Are humans rational? Various experiments performed over the last several decades have been interpreted as showing that humans are irrational we make significant and consistent errors in logical reasoning, probabilistic reasoning, similarity judgements, and risk-assessment, to name a few areas. But can these experiments establish human irrationality, or is it a conceptual truth that humans must be rational, as various philosophers have argued?
In this book, Edward Stein offers a clear critical account of this debate about rationality in philosophy and cognitive science. He discusses concepts of rationality - the pictures of rationality
that the debate centres on - and assesses the empirical evidence used to argue that humans are irrational. He concludes that the question of human rationality must be answered not conceptually but empirically, using the full resources of an advanced cognitive science. Furthermore, he extends this conclusion to argue that empirical considerations are also relevant to the theory of knowedge - in other words, that epistemology should be naturalized. from the reviews:
'Stein has done a great service in bringing together all of the important arguments in the human rationality debate and providing a measured critical assessment of them. . . . This
will be an important book and is essential reading for epistemologists, philosophers of mind, and cognitive and evolutionary psychologists.' Choice 'very considerable value . . . for professionals' Times Higher Education Supplement
`The whole book is written in a clear, lively and enjoyable style. It is carefully-argued throughout ... it is an excellent attempt at a synoptic cognitivist account of the philosophical implications of the experimental investigation of human rationality. I strongly recommend it to lecturers and students of the philosophy of mind and cognition as the best comprehensive survey of the literature on rationality.'
John Preston, University of Reading
`The book contains a particularly clear apraisal - the best in the literature, I thought - of arguments for the rationality thesis from the "principle of Charity". (C. 4), as well as a careful, thorough and sophisticated examination of the arguments which portray the rationality thesis as the ... outcome of evolution by natural selection ... The whole book is written in a clear, lively and enjoyable style. It is carefully-argued throughout ... I strongly
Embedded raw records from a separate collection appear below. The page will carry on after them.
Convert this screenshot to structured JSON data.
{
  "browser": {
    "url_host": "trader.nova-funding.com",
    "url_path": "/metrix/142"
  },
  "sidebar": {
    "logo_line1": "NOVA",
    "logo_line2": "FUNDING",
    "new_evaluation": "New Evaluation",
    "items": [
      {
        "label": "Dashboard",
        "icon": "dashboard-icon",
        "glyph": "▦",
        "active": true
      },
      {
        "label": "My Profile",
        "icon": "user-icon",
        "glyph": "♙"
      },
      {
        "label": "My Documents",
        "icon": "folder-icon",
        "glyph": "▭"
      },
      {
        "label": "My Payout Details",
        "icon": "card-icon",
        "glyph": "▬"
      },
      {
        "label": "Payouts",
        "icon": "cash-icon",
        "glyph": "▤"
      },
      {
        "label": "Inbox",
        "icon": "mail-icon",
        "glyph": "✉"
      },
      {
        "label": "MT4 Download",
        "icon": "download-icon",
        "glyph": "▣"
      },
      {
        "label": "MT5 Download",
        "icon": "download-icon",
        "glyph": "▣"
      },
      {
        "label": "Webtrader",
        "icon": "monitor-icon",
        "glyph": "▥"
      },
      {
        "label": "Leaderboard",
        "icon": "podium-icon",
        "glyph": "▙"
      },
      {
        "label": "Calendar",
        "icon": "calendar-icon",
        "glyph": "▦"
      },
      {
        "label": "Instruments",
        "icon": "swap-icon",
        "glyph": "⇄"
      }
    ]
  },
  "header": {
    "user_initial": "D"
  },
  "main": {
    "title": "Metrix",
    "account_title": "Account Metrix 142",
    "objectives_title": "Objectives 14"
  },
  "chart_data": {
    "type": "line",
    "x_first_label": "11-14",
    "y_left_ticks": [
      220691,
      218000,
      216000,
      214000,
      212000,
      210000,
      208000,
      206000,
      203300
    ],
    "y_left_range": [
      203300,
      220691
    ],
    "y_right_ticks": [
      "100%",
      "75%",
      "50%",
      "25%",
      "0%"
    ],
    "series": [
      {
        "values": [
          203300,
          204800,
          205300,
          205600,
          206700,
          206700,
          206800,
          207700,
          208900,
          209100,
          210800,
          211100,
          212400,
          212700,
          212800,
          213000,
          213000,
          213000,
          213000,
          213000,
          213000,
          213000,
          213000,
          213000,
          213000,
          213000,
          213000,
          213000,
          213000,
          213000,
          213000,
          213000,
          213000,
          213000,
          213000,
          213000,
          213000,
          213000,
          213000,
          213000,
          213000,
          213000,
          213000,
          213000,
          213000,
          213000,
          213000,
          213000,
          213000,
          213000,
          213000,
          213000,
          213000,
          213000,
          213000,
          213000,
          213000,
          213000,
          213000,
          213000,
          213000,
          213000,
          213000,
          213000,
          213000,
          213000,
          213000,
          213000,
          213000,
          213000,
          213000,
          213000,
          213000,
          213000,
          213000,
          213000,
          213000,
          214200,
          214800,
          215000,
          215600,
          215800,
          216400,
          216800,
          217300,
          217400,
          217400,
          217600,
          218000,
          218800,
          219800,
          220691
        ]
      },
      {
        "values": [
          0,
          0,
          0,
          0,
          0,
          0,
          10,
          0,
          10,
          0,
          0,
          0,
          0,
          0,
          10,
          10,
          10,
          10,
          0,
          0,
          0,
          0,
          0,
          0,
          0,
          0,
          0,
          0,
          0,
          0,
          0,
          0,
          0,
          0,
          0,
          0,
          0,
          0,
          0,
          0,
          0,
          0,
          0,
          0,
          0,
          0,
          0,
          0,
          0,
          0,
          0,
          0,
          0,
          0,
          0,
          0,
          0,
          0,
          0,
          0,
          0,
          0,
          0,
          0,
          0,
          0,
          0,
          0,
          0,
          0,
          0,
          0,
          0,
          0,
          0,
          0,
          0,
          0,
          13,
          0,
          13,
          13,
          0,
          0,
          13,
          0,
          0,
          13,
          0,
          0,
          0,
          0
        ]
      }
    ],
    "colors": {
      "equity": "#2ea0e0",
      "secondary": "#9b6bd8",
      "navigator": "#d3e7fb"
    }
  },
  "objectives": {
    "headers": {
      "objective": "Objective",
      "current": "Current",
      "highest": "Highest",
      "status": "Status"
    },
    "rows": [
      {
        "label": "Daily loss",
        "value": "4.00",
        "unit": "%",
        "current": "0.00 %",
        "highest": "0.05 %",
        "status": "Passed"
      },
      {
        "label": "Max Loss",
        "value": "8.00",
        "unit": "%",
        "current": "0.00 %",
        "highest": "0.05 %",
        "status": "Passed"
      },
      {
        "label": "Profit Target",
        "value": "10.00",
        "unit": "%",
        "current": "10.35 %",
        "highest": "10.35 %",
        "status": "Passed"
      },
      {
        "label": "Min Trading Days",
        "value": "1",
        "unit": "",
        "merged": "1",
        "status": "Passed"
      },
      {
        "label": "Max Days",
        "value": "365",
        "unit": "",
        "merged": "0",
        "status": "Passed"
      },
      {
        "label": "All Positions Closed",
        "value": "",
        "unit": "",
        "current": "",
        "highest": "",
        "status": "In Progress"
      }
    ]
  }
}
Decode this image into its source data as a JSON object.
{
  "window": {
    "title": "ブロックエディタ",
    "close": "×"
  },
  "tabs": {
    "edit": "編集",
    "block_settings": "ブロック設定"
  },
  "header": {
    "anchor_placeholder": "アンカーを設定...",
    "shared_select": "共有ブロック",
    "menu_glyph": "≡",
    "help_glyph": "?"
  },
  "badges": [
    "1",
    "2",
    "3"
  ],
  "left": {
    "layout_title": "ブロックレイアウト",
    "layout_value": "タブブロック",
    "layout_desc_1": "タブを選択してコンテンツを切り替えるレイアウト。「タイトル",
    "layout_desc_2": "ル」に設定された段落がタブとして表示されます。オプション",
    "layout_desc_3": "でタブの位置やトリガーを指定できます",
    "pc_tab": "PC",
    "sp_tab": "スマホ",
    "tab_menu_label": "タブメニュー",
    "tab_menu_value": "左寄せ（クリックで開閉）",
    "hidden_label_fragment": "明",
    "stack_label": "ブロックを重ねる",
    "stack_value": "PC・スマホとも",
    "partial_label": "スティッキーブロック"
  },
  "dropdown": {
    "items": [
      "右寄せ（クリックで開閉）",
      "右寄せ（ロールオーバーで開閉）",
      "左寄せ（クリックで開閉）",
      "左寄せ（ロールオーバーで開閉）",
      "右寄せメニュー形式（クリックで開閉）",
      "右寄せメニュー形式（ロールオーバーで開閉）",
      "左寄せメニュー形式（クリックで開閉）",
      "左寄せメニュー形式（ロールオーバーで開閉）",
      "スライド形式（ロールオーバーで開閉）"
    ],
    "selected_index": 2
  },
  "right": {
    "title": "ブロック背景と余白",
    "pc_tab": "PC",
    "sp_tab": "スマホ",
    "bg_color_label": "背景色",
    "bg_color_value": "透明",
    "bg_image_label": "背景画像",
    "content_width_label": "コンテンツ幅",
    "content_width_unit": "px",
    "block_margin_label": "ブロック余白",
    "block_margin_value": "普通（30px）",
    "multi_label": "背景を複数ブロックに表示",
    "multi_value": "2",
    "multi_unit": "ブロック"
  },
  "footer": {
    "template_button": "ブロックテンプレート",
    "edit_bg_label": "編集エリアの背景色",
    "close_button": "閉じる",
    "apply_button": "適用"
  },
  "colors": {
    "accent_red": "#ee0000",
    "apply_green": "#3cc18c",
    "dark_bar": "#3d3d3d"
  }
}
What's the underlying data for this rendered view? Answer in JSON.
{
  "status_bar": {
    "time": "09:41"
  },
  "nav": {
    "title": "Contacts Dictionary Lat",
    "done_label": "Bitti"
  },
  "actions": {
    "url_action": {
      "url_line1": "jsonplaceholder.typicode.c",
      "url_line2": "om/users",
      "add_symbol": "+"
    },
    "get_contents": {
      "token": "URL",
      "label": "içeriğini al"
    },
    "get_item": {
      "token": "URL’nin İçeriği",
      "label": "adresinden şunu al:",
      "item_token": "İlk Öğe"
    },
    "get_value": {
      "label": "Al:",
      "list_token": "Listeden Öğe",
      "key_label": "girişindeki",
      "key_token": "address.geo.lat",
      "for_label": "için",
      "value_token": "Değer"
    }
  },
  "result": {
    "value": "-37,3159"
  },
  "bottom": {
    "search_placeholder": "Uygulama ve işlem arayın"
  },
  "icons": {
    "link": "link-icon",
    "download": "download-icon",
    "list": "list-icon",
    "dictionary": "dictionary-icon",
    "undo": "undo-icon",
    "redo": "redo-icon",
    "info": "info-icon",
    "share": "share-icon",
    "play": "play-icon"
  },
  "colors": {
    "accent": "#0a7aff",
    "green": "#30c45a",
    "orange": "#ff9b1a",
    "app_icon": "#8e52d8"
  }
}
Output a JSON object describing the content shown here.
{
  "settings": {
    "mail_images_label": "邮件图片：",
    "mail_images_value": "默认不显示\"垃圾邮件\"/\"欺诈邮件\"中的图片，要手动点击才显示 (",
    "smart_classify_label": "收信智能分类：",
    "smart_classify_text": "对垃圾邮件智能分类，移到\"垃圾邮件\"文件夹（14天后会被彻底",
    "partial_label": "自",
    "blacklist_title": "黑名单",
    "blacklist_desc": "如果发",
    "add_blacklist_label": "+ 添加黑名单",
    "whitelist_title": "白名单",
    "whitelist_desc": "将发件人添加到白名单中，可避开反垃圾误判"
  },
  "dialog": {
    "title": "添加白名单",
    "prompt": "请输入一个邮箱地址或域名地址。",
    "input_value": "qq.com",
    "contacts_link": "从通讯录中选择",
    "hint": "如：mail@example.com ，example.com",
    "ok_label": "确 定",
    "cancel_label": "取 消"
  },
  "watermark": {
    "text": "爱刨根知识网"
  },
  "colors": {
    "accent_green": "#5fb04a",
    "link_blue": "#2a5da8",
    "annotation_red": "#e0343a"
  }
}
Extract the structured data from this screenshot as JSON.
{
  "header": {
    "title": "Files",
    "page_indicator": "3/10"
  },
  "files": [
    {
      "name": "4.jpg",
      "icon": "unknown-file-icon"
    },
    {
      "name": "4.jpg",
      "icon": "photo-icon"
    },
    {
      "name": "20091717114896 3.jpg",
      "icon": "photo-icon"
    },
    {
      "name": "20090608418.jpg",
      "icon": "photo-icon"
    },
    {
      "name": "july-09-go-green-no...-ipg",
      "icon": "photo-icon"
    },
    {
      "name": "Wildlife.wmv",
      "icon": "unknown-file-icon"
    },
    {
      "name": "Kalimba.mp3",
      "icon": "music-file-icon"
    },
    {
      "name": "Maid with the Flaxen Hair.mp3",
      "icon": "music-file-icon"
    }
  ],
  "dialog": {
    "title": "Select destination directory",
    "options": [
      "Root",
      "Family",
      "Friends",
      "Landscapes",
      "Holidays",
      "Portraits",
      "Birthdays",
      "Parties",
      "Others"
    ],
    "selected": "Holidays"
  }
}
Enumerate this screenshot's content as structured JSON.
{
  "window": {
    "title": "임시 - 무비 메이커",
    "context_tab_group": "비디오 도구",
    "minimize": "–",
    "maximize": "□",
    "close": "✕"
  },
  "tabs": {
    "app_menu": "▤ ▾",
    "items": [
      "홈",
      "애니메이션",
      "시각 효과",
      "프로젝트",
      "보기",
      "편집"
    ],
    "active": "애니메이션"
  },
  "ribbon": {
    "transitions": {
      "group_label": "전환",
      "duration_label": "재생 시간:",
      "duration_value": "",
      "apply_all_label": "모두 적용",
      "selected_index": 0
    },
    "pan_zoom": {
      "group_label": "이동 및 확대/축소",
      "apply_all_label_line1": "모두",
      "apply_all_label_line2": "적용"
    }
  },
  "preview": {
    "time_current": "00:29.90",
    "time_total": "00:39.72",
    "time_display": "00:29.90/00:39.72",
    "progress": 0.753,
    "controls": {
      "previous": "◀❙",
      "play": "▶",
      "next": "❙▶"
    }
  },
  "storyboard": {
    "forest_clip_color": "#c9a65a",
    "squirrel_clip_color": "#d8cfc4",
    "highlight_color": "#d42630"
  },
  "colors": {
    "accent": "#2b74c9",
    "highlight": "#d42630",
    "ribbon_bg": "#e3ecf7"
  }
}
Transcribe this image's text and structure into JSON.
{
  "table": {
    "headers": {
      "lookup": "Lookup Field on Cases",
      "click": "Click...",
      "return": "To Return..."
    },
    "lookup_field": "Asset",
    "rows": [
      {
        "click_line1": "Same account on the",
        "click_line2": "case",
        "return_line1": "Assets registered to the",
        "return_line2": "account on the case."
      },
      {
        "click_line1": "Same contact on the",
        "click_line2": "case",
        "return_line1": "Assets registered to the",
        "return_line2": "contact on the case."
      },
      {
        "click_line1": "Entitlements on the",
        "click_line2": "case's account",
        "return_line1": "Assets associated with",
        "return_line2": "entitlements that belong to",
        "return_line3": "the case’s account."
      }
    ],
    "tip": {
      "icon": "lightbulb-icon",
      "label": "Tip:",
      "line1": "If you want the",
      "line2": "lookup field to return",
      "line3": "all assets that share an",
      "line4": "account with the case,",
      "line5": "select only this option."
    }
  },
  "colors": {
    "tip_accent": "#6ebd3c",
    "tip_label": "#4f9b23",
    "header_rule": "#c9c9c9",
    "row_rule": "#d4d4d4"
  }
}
recommend it to lecturers and students of the philosophy of mind and cognition as the best comprehensive survey of the literature on rationality.'
John Preston, Mind
3: Psychological Evidence.
5: Reflective Equilibrium
7: The Standard Picture